Work instruction:
Filter this data down to the lines that hold "Academic", and copy them.

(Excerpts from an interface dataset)
=== Section Start ===

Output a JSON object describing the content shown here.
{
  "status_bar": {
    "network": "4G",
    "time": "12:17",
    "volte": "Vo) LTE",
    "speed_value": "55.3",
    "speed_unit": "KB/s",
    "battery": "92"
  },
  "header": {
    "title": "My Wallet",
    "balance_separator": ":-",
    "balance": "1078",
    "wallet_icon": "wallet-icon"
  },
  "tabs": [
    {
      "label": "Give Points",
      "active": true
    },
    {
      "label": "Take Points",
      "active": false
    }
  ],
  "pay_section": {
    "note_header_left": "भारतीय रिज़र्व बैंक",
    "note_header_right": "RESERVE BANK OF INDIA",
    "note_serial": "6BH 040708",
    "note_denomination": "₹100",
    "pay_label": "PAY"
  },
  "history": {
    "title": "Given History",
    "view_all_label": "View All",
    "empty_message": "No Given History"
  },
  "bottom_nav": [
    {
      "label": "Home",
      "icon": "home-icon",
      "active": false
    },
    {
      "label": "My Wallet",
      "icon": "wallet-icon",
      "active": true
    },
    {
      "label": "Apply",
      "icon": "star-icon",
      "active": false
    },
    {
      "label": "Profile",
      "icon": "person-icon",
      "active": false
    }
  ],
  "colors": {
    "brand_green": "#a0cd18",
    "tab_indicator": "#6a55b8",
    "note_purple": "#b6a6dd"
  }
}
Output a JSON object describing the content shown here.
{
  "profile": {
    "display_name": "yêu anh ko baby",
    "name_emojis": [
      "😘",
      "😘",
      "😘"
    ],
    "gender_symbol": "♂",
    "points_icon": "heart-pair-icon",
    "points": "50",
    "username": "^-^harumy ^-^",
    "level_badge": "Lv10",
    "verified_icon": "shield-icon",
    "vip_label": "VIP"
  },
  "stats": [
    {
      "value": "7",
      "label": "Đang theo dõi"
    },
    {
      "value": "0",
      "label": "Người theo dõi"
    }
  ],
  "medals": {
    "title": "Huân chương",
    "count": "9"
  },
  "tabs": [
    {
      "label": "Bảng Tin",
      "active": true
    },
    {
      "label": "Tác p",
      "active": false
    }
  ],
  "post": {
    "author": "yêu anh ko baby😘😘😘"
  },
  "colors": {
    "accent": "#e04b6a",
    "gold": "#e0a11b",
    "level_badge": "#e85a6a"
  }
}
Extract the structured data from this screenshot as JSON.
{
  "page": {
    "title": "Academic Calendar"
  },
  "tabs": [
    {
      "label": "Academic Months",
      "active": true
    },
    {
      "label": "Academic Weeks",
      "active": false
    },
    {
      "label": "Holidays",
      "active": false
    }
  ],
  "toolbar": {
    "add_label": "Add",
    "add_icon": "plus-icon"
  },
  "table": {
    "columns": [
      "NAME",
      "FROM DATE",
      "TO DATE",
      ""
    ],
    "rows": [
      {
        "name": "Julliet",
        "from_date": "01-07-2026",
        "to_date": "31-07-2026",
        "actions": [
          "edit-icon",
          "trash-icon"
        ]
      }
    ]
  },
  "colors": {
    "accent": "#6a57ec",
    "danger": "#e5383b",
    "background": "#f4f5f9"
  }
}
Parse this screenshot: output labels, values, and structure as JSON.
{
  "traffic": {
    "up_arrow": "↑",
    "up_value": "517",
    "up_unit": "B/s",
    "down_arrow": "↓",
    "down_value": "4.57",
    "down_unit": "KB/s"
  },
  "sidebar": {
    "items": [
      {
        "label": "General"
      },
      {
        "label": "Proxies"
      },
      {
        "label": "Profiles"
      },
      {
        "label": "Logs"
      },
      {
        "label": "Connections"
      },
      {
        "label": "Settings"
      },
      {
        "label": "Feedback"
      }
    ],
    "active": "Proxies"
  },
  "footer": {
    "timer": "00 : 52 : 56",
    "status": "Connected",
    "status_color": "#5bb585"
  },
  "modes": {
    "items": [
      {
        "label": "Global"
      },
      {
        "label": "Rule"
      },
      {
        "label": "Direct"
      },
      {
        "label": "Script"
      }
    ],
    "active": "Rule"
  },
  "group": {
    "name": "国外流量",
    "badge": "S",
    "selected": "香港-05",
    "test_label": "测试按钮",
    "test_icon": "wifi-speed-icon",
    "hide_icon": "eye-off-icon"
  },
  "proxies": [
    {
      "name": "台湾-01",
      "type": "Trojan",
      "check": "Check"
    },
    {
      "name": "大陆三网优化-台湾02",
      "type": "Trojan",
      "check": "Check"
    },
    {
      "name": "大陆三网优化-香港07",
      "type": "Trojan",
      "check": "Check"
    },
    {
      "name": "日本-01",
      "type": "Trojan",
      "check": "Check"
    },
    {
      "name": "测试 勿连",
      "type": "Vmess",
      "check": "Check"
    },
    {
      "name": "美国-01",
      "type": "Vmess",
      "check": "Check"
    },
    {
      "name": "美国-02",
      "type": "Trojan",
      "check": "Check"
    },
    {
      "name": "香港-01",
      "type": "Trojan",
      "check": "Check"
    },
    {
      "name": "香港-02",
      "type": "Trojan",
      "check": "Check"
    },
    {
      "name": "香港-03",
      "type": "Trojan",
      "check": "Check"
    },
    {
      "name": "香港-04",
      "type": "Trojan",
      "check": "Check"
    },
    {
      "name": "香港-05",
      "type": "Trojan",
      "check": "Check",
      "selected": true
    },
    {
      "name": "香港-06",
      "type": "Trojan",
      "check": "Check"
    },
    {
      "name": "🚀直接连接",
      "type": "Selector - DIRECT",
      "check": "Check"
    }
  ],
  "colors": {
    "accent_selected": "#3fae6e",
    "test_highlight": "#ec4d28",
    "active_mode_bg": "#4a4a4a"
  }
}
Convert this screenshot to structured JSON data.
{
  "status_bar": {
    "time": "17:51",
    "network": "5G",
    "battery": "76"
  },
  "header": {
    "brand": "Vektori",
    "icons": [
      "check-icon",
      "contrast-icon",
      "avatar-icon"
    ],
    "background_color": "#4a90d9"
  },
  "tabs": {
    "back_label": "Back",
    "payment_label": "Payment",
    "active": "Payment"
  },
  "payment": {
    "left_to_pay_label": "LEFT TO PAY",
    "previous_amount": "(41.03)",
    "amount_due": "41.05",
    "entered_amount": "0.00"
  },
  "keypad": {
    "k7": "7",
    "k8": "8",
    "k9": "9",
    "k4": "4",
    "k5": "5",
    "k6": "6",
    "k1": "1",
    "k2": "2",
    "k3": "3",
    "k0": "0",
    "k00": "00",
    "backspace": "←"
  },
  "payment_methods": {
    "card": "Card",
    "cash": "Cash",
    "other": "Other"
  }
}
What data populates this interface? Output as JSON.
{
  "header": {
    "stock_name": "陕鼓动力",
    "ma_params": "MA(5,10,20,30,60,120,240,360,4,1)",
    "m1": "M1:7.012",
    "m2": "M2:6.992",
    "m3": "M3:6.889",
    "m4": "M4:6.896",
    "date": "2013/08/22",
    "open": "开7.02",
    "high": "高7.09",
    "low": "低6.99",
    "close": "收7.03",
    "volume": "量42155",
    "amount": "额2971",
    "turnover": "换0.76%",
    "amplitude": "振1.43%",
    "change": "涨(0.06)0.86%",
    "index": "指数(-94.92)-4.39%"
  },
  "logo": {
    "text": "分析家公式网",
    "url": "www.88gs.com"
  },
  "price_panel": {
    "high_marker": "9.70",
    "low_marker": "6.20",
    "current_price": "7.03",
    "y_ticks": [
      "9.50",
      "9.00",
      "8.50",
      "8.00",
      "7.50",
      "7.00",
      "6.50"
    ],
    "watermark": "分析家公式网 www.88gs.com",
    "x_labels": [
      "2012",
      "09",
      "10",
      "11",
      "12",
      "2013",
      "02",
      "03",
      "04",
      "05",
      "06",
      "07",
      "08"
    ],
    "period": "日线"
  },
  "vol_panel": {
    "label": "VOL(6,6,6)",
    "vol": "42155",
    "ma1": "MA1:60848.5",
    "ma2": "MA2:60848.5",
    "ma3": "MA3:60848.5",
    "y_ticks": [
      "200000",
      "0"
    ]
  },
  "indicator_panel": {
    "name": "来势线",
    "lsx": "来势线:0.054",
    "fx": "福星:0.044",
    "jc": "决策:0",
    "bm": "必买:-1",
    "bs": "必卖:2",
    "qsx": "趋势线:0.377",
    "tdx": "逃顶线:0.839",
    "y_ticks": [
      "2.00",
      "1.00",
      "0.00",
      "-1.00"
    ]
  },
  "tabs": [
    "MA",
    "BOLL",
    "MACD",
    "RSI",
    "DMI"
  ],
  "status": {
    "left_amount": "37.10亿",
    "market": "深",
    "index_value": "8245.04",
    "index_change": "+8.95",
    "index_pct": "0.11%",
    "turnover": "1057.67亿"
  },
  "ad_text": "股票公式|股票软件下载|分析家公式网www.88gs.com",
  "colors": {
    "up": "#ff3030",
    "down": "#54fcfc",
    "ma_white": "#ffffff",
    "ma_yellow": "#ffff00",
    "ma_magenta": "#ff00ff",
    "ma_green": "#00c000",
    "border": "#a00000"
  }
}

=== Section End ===

Answer space:
    "title": "Academic Calendar"
      "label": "Academic Months",
      "label": "Academic Weeks",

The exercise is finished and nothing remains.